But even before its scheduled publication there was widespread disappointment after another document leaked to MRW revealed a 65% recycling target for municipal waste by 2030, lower than the original 70% proposal.
Commission first vice-president Frans Timmermans defended the lower targets, which are to be implemented by July 2017.
The package brought a mixed reaction from industry. Resource Association chief executive Ray Georgeson said: “Proposals on food waste and separate collection appear to be weaker than many of us had hoped for.”
Larac said the package’s inclusion of separate food waste collections, where ‘technically, environmentally and economically practicable’ were unlikely to be taken up by many councils because of financial pressures.
Figures showed the amount of local authority-collected material being sent to EfW facilities increased by 25% in the past year to 7.8 million tonnes, surpassing the amount sent to landfill for the first time. Defra’s latest local authority waste management figures revealed that disposal to landfill had dropped 20% during the same period, to 6.4 million tonnes.
There was much excitement over news that Biffa was priming itself for a takeover.
Glasgow City Council said it would consider how to implement a series of recommendations, including requiring prospective drivers to release medical records, in response to an inquiry into last year’s fatal bin lorry crash.

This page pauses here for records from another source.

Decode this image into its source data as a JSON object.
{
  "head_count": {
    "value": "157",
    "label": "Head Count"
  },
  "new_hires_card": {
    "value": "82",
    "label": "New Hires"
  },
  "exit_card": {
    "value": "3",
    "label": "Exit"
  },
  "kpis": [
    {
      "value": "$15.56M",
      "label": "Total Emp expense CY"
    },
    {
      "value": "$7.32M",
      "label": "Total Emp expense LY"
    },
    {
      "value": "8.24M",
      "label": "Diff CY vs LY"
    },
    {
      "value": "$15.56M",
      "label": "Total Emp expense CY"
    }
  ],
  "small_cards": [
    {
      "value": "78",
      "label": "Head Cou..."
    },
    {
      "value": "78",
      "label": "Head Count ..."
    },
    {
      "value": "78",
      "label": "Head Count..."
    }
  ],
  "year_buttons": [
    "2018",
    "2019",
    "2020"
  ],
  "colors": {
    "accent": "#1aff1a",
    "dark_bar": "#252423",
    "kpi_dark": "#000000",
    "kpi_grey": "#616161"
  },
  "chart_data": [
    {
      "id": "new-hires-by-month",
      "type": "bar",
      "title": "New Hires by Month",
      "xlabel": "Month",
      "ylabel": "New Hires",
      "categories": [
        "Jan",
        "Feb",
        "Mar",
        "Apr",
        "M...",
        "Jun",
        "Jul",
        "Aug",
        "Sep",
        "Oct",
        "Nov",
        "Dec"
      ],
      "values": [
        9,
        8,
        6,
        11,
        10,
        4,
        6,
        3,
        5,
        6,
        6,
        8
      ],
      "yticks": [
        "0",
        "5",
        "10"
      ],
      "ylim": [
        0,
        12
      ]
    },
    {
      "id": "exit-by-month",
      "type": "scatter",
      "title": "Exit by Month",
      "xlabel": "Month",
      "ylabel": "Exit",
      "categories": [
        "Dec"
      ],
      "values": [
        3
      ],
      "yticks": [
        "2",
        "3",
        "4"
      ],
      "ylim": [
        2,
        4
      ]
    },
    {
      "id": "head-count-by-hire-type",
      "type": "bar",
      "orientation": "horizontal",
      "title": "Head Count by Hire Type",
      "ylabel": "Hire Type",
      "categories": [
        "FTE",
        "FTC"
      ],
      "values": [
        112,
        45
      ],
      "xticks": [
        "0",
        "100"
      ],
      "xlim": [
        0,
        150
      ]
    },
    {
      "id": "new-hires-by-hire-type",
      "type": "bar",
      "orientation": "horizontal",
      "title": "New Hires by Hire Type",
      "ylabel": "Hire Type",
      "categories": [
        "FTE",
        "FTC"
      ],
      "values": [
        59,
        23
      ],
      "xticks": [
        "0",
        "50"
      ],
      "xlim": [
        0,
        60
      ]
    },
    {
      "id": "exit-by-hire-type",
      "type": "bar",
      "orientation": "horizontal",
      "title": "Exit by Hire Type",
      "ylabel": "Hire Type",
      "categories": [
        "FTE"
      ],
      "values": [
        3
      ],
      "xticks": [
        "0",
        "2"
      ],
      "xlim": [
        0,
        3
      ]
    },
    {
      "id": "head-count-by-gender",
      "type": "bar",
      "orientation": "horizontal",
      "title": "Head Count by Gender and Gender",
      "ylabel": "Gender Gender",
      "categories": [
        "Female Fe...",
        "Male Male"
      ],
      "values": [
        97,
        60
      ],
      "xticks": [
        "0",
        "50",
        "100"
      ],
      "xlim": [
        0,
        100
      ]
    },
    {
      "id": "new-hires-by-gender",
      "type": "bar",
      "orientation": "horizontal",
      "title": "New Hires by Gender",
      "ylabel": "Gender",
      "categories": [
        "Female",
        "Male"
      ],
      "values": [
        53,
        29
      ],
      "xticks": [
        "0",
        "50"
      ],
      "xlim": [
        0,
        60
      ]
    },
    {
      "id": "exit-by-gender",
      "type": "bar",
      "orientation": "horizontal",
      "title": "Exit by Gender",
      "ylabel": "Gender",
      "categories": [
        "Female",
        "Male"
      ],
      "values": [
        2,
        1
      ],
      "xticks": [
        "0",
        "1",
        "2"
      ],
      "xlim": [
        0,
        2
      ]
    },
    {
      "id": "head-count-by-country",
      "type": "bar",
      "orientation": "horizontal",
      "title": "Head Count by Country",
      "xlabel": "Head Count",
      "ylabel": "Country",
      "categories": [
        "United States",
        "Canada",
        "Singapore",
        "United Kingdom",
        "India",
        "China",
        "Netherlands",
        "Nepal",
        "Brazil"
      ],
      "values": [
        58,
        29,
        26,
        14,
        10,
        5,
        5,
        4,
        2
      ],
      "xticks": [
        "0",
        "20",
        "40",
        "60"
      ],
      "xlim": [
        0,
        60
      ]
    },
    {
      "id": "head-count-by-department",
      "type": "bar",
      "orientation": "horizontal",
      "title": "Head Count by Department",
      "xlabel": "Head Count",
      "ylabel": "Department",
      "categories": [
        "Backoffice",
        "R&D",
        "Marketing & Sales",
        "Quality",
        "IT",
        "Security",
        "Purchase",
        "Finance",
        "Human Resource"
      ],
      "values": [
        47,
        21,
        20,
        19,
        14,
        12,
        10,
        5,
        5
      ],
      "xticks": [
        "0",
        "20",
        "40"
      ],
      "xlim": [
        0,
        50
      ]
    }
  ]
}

Northern Ireland environment minister Mark Durkan made a case for setting up a fully independent environmental regulation body that would take on responsibility for waste management.
West Midlands recycler BCR Global Textiles was forced to cease trading because of the costly effects of a fire and market pressures, threatening around 90 jobs.
“We could have set a 100% target, even more ‘ambitious’, but what would that have meant in the real world?”
Frans Timmermans, European Commission first vice-president